Two call center cloud benefits (that aren’t “cost efficiency”)
Are you only considering cost efficiency for your cloud transition?
As time progresses, the demand for cloud-based call center applications and services has risen significantly. And why not? After all, cloud-based technologies are much easier to manage than on-premise ones, as they don’t require equipment space or maintenance; this reduces costs as well. Other significant motives for the shift exist, but these are the primary reasons why business adoption of cloud-based technologies is skyrocketing.
And we do mean “skyrocketing”—it’s not an exaggeration. As a matter of fact, a recent report from Research and Markets revealed that the cloud contact center market will grow from $4.68 billion in 2015 to $14.71 billion by 2020, at a CAGR of 25.7 percent.
The report verifies that a dominant factor impacting this growth is cost, or “the financial benefit of moving expenses from capital expenditure to operating expenditure, avoiding costly infrastructure.” Indeed, more contact center decision makers are scouting out technology vendors that can help them reduce costs and improve efficiencies.
Why total cost of ownership shouldn’t drive your cloud decision
However, cost efficiency isn’t the only reason organizations move toward a more cloud-based contact center environment.
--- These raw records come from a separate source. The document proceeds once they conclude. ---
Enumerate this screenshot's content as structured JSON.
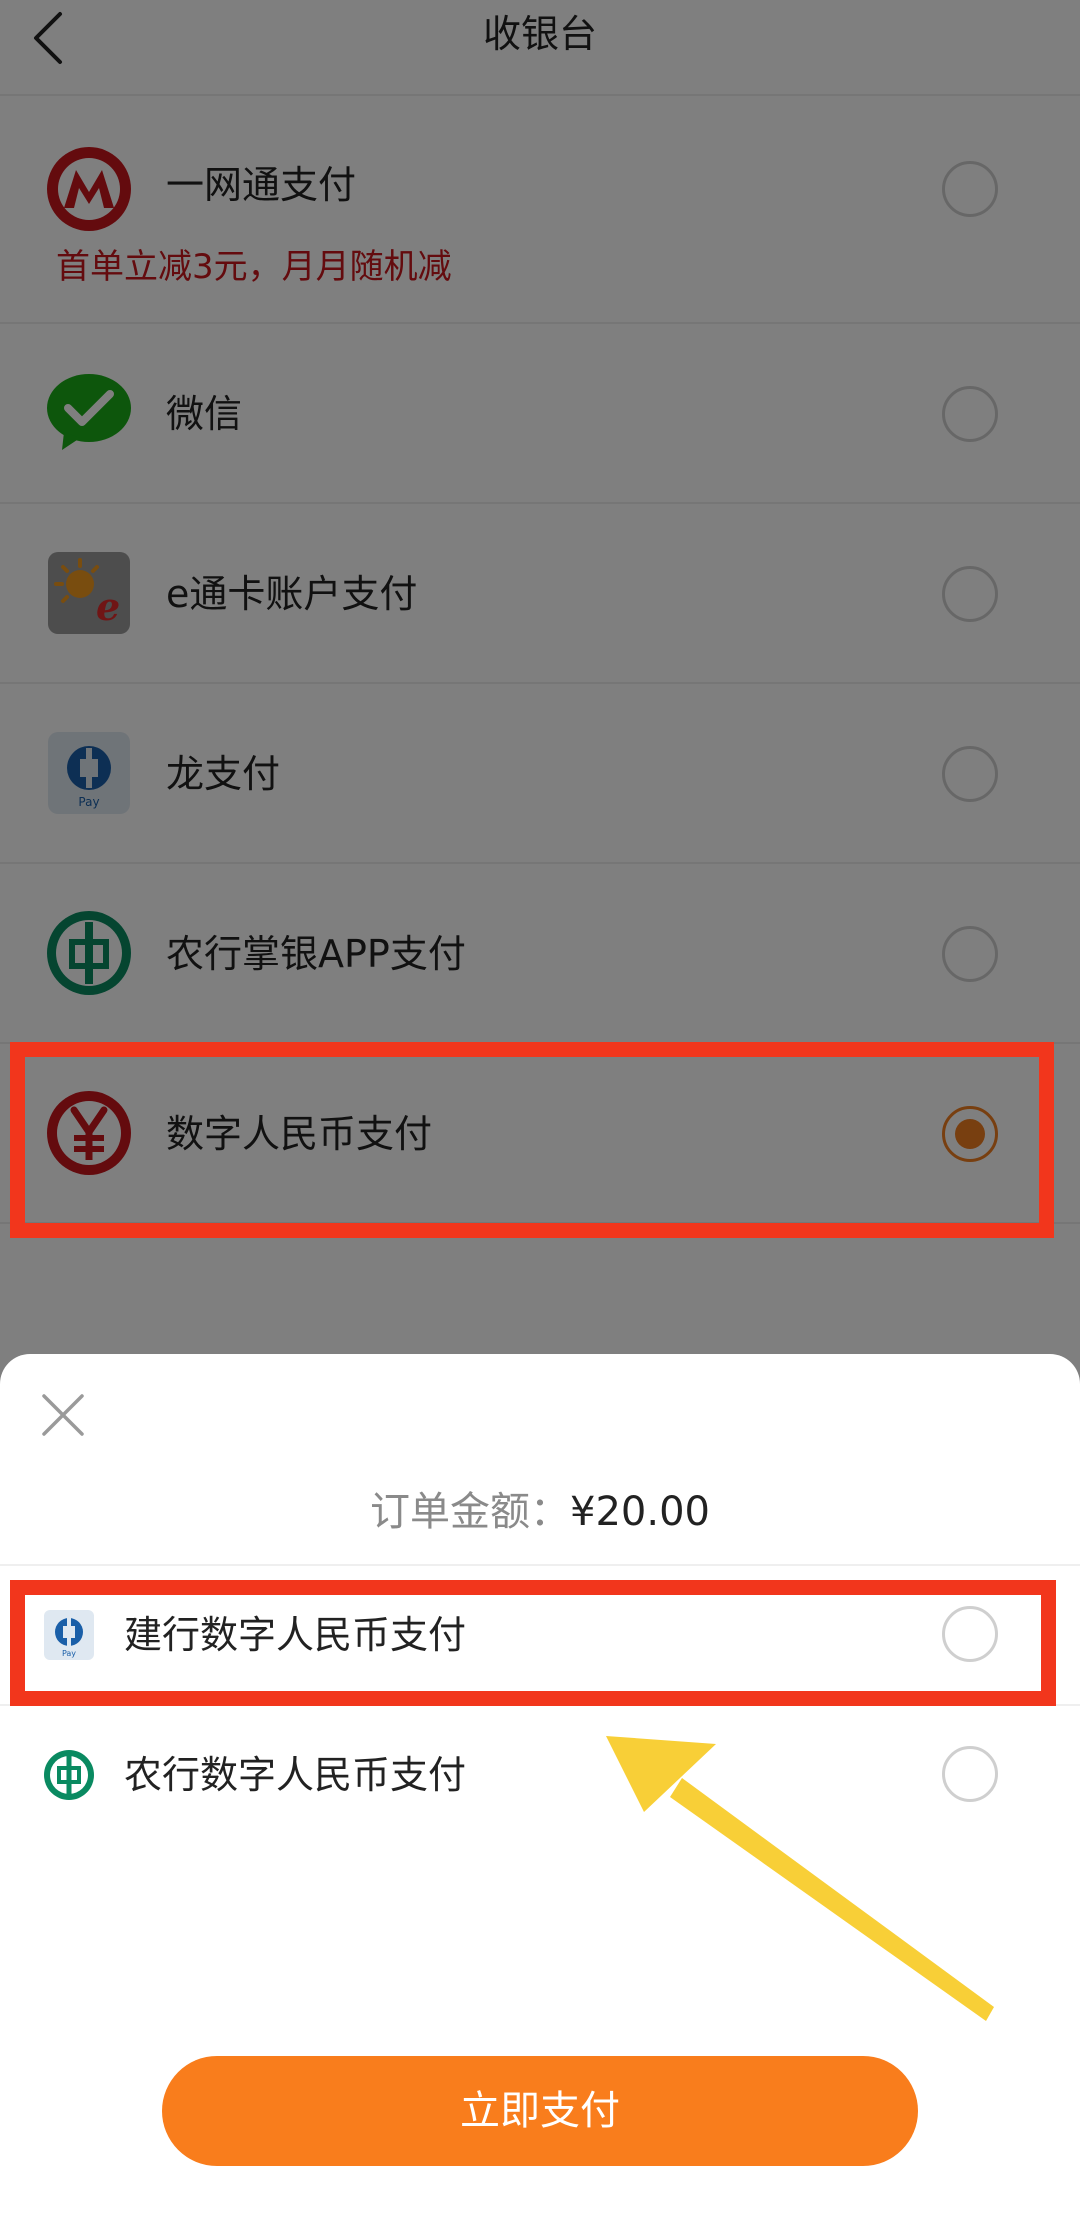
{
  "header": {
    "title": "收银台",
    "back_icon": "chevron-left-icon"
  },
  "payment_methods": [
    {
      "label": "一网通支付",
      "promo": "首单立减3元，月月随机减",
      "icon": "cmb-bank-logo-icon",
      "selected": false
    },
    {
      "label": "微信",
      "icon": "wechat-icon",
      "selected": false
    },
    {
      "label": "e通卡账户支付",
      "icon": "e-tong-card-icon",
      "selected": false
    },
    {
      "label": "龙支付",
      "icon": "long-pay-icon",
      "selected": false
    },
    {
      "label": "农行掌银APP支付",
      "icon": "abc-bank-logo-icon",
      "selected": false
    },
    {
      "label": "数字人民币支付",
      "icon": "digital-rmb-icon",
      "selected": true
    }
  ],
  "sheet": {
    "close_icon": "close-icon",
    "amount_label": "订单金额：",
    "amount_value": "¥20.00",
    "options": [
      {
        "label": "建行数字人民币支付",
        "icon": "ccb-pay-icon",
        "selected": false
      },
      {
        "label": "农行数字人民币支付",
        "icon": "abc-bank-logo-icon",
        "selected": false
      }
    ],
    "pay_button_label": "立即支付"
  },
  "colors": {
    "accent": "#f97d1c",
    "radio_selected": "#f07e21",
    "promo_text": "#c8161d",
    "highlight_box": "#f2361c",
    "arrow": "#f8cf37"
  }
}
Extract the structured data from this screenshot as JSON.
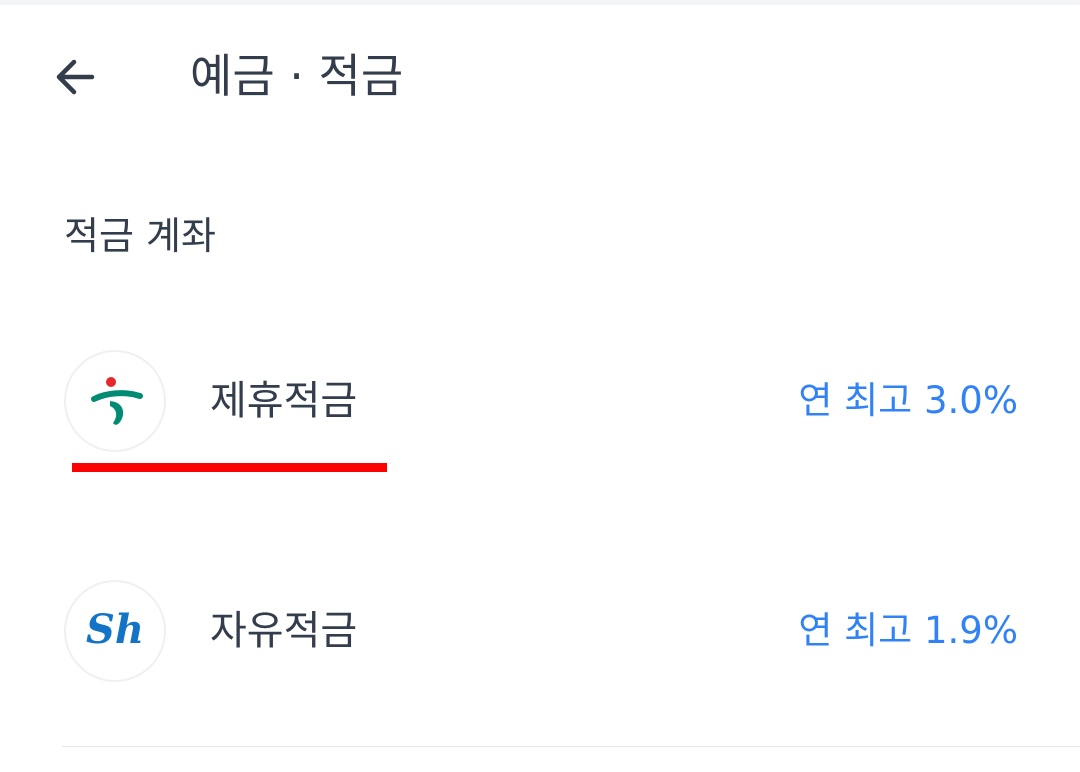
{
  "header": {
    "title": "예금 · 적금",
    "back_icon": "arrow-left-icon"
  },
  "section": {
    "title": "적금 계좌"
  },
  "products": [
    {
      "name": "제휴적금",
      "rate": "연 최고 3.0%",
      "logo_icon": "hana-bank-logo-icon",
      "logo_colors": {
        "green": "#008c73",
        "red": "#e6282d"
      }
    },
    {
      "name": "자유적금",
      "rate": "연 최고 1.9%",
      "logo_icon": "sh-bank-logo-icon",
      "logo_text": "Sh",
      "logo_colors": {
        "blue": "#1273c7"
      }
    }
  ],
  "colors": {
    "accent_blue": "#3182f6",
    "text_primary": "#333d4b",
    "highlight_red": "#ff0000"
  }
}
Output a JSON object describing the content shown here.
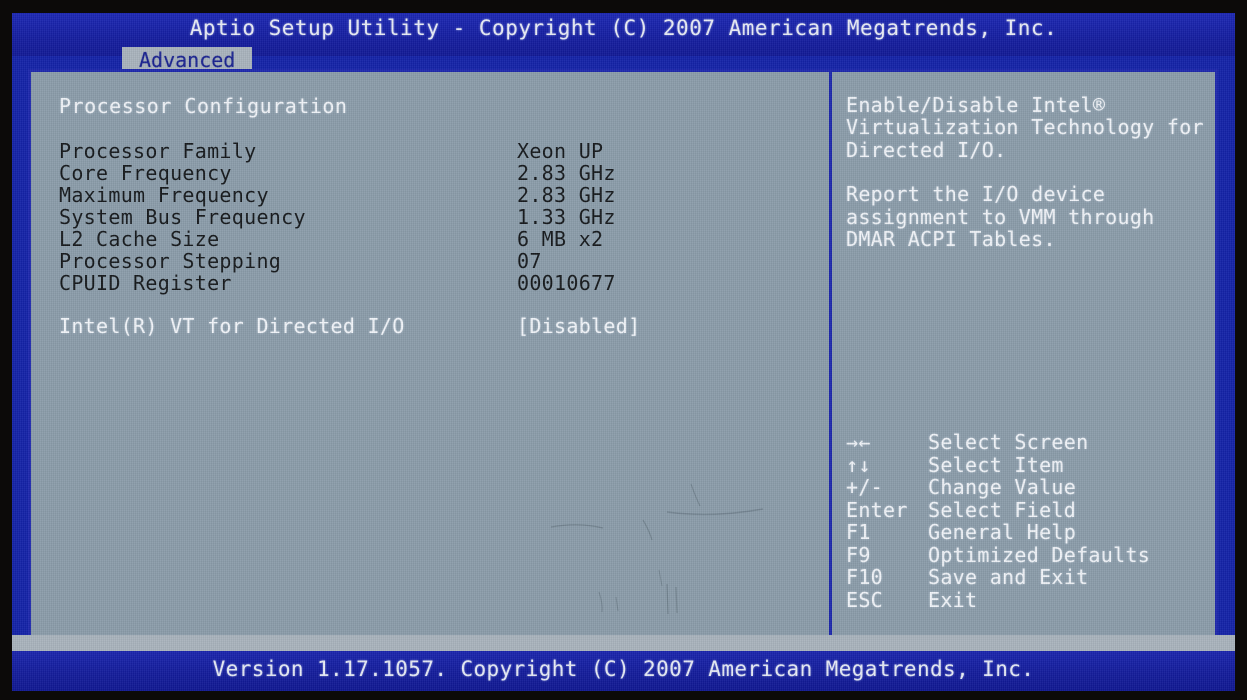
{
  "window": {
    "title": "Aptio Setup Utility - Copyright (C) 2007 American Megatrends, Inc.",
    "footer": "Version 1.17.1057. Copyright (C) 2007 American Megatrends, Inc."
  },
  "tabs": [
    {
      "label": "Advanced",
      "active": true
    }
  ],
  "main": {
    "section_header": "Processor Configuration",
    "info_items": [
      {
        "label": "Processor Family",
        "value": "Xeon UP"
      },
      {
        "label": "Core Frequency",
        "value": "2.83 GHz"
      },
      {
        "label": "Maximum Frequency",
        "value": "2.83 GHz"
      },
      {
        "label": "System Bus Frequency",
        "value": "1.33 GHz"
      },
      {
        "label": "L2 Cache Size",
        "value": "6 MB x2"
      },
      {
        "label": "Processor Stepping",
        "value": "07"
      },
      {
        "label": "CPUID Register",
        "value": "00010677"
      }
    ],
    "options": [
      {
        "label": "Intel(R) VT for Directed I/O",
        "value": "[Disabled]"
      }
    ]
  },
  "help": {
    "paragraphs": [
      "Enable/Disable Intel® Virtualization Technology for Directed I/O.",
      "Report the I/O device assignment to VMM through DMAR ACPI Tables."
    ]
  },
  "key_legend": [
    {
      "key": "→←",
      "action": "Select Screen"
    },
    {
      "key": "↑↓",
      "action": "Select Item"
    },
    {
      "key": "+/-",
      "action": "Change Value"
    },
    {
      "key": "Enter",
      "action": "Select Field"
    },
    {
      "key": "F1",
      "action": "General Help"
    },
    {
      "key": "F9",
      "action": "Optimized Defaults"
    },
    {
      "key": "F10",
      "action": "Save and Exit"
    },
    {
      "key": "ESC",
      "action": "Exit"
    }
  ],
  "colors": {
    "title_bar": "#151ea0",
    "panel_bg": "#8b9daa",
    "panel_border": "#1e28ad",
    "tab_bg": "#a9b3bd",
    "tab_text": "#1a2390",
    "bright_text": "#f1f4f9",
    "info_text": "#16191c",
    "bezel": "#0c0a09"
  }
}
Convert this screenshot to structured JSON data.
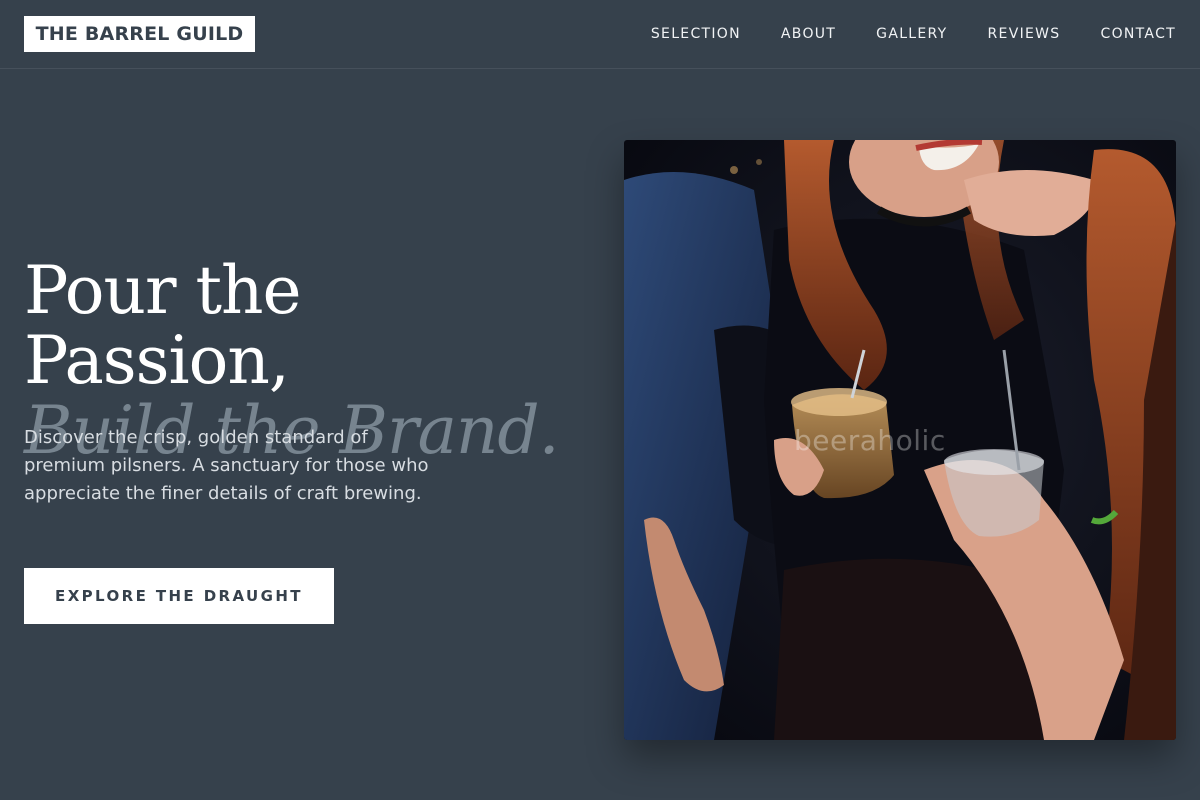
{
  "brand": {
    "name": "THE BARREL GUILD"
  },
  "nav": {
    "items": [
      {
        "label": "SELECTION"
      },
      {
        "label": "ABOUT"
      },
      {
        "label": "GALLERY"
      },
      {
        "label": "REVIEWS"
      },
      {
        "label": "CONTACT"
      }
    ]
  },
  "hero": {
    "title_line1": "Pour the Passion,",
    "title_line2": "Build the Brand.",
    "description": "Discover the crisp, golden standard of premium pilsners. A sanctuary for those who appreciate the finer details of craft brewing.",
    "cta_label": "EXPLORE THE DRAUGHT",
    "image": {
      "alt": "friends toasting cocktails",
      "watermark": "beeraholic"
    }
  },
  "colors": {
    "background": "#36414c",
    "accent_muted": "#77848f",
    "button_bg": "#ffffff",
    "button_text": "#36414c"
  }
}
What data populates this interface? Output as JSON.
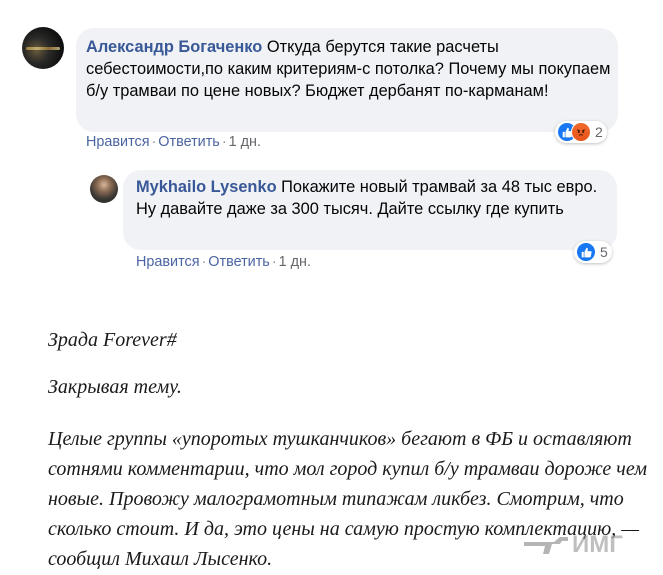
{
  "comments": [
    {
      "author": "Александр Богаченко",
      "text": "Откуда берутся такие расчеты себестоимости,по каким критериям-с потолка? Почему мы покупаем б/у трамваи по цене новых? Бюджет дербанят по-карманам!",
      "like_label": "Нравится",
      "reply_label": "Ответить",
      "time": "1 дн.",
      "reaction_count": "2",
      "reactions": [
        "like-icon",
        "angry-icon"
      ]
    },
    {
      "author": "Mykhailo Lysenko",
      "text": "Покажите новый трамвай за 48 тыс евро. Ну давайте даже за 300 тысяч. Дайте ссылку где купить",
      "like_label": "Нравится",
      "reply_label": "Ответить",
      "time": "1 дн.",
      "reaction_count": "5",
      "reactions": [
        "like-icon"
      ]
    }
  ],
  "article": {
    "tag": "Зрада Forever#",
    "heading": "Закрывая тему.",
    "body": "Целые группы «упоротых тушканчиков» бегают в ФБ и оставляют сотнями комментарии, что мол город купил б/у трамваи дороже чем новые. Провожу малограмотным типажам ликбез. Смотрим, что сколько стоит. И да, это цены на самую простую комплектацию, — сообщил Михаил Лысенко."
  },
  "watermark_text": "ИМГ",
  "colors": {
    "author": "#385898",
    "bubble": "#f0f2f5",
    "like": "#1877f2",
    "angry": "#e8541a"
  }
}
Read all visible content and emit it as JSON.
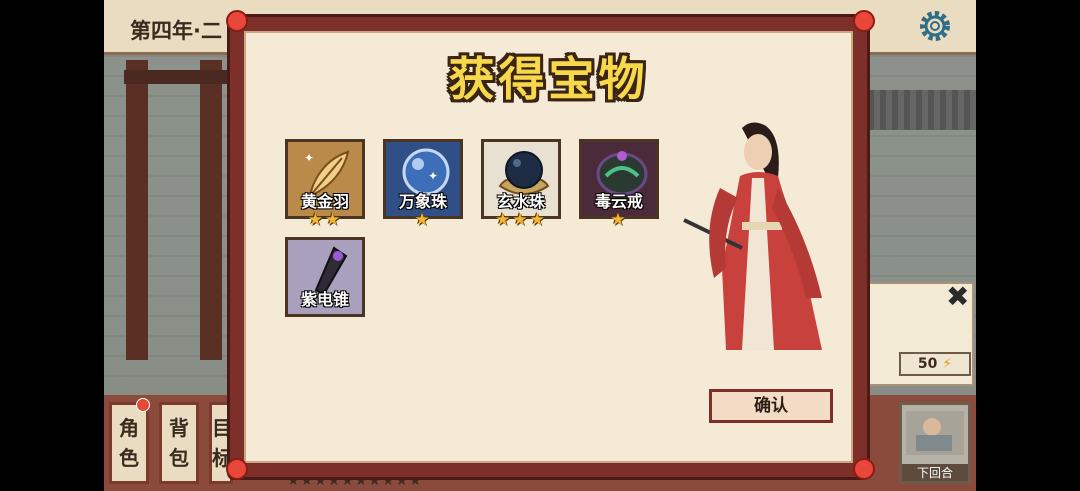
{
  "hud": {
    "date_label": "第四年·二",
    "side_buttons": [
      {
        "line1": "角",
        "line2": "色"
      },
      {
        "line1": "背",
        "line2": "包"
      },
      {
        "line1": "目",
        "line2": "标"
      }
    ],
    "energy_value": "50",
    "next_turn_label": "下回合",
    "stars_bottom": "★★★★★★★★★★"
  },
  "dialog": {
    "title": "获得宝物",
    "items": [
      {
        "name": "黄金羽",
        "stars": "★★",
        "bg": "#b98a4a",
        "icon": "golden-feather-icon"
      },
      {
        "name": "万象珠",
        "stars": "★",
        "bg": "#2f4f86",
        "icon": "crystal-orb-icon"
      },
      {
        "name": "玄水珠",
        "stars": "★★★",
        "bg": "#e8e0d0",
        "icon": "dark-water-orb-icon"
      },
      {
        "name": "毒云戒",
        "stars": "★",
        "bg": "#4b2a3a",
        "icon": "poison-ring-icon"
      },
      {
        "name": "紫电锥",
        "stars": "",
        "bg": "#a8a0bc",
        "icon": "purple-lightning-awl-icon"
      }
    ],
    "confirm_label": "确认"
  }
}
If you are one of those business leaders that is adamant about relying on the total cost of ownership (TCO) of new software before investing in cloud for your contact center, you are shortchanging your organization. In fact, you are missing an opportunity to make an optimal purchase decision.
When you attempt to calculate TCO for cloud, even with a pre-built calculator such as the kinds commonly available online, you can’t allocate for revenue losses from such factors as a rigid on-premise system that can’t scale, a long-term contract or a lack of agility to move with the market–all of which are distinct business advantages offered by a cloud model. TCO doesn’t account for any of those benefits.
Two non-TCO factors to consider
Let’s consider some factors outside of TCO.
What assurances do we have against business disruption?
When speaking with customers and potential customers, the number one concern is ease of transition. Features and benefits of a call center cloud platform are nice, but IT and administrators’ primary concern regards the vendor’s plans to avoid disruption during the transition: how can the vendor ensure that the transition goes smoothly? What is the vendor’s record on rollbacks? At Spoken, we take a novel approach: we provide a cloud wrapper over existing infrastructure and work with the client to develop a plan for gradual transition. We call this “a place to start” into the cloud, with the idea being that the cloud transition can take up to 18 months, if that is what the client requires.
Several clients have chosen their “place to start” with the Spoken Smart IVR, a single application on the Spoken Call Center as a Cloud (CCaaS) platform. They begin with a single, low-volume telephone number, and they gradually import additional telephone numbers onto the Spoken Smart IVR over a period of months.
Still another client, a major outsourcer, began not with a single application but with a single client with a low call volume. Over 18 months, 24 clients and thousands of work-from-home agents were transitioned seamlessly to the Spoken Avaya CCaaS, with zero rollbacks.
Is this solution scalable?
Choosing a vendor that can balance rapid ups and downs in call volume as well as enable your expansion to new locations all over the world is essential. If your goal is to grow, then you need to make sure that you invest in a solution that is flexible enough to grow with you. And it’s worth considering the reverse possibility: what if your call volume shrinks? An on-premise system has fixed costs, but a cloud solution should be able to scale up and down with your business volume. Take the time to ask your cloud vendor how the pricing model works: do you pay only for actual usage minutes, or is the model based on named agents?
And then, of course, there is the issue of the actual integration. If the vendor offers a wrapper over an existing Avaya system, like Spoken does, how complex will the integration process be?
We know that the contact center won’t stop being seen as a cost center any time soon, so it’s understandable that cost efficiency is a key driver of cloud transitions for call center organizations. However, it’s worth taking the time to weigh additional benefits of a cloud solution in general and of specific features and benefits provided by cloud vendors as well.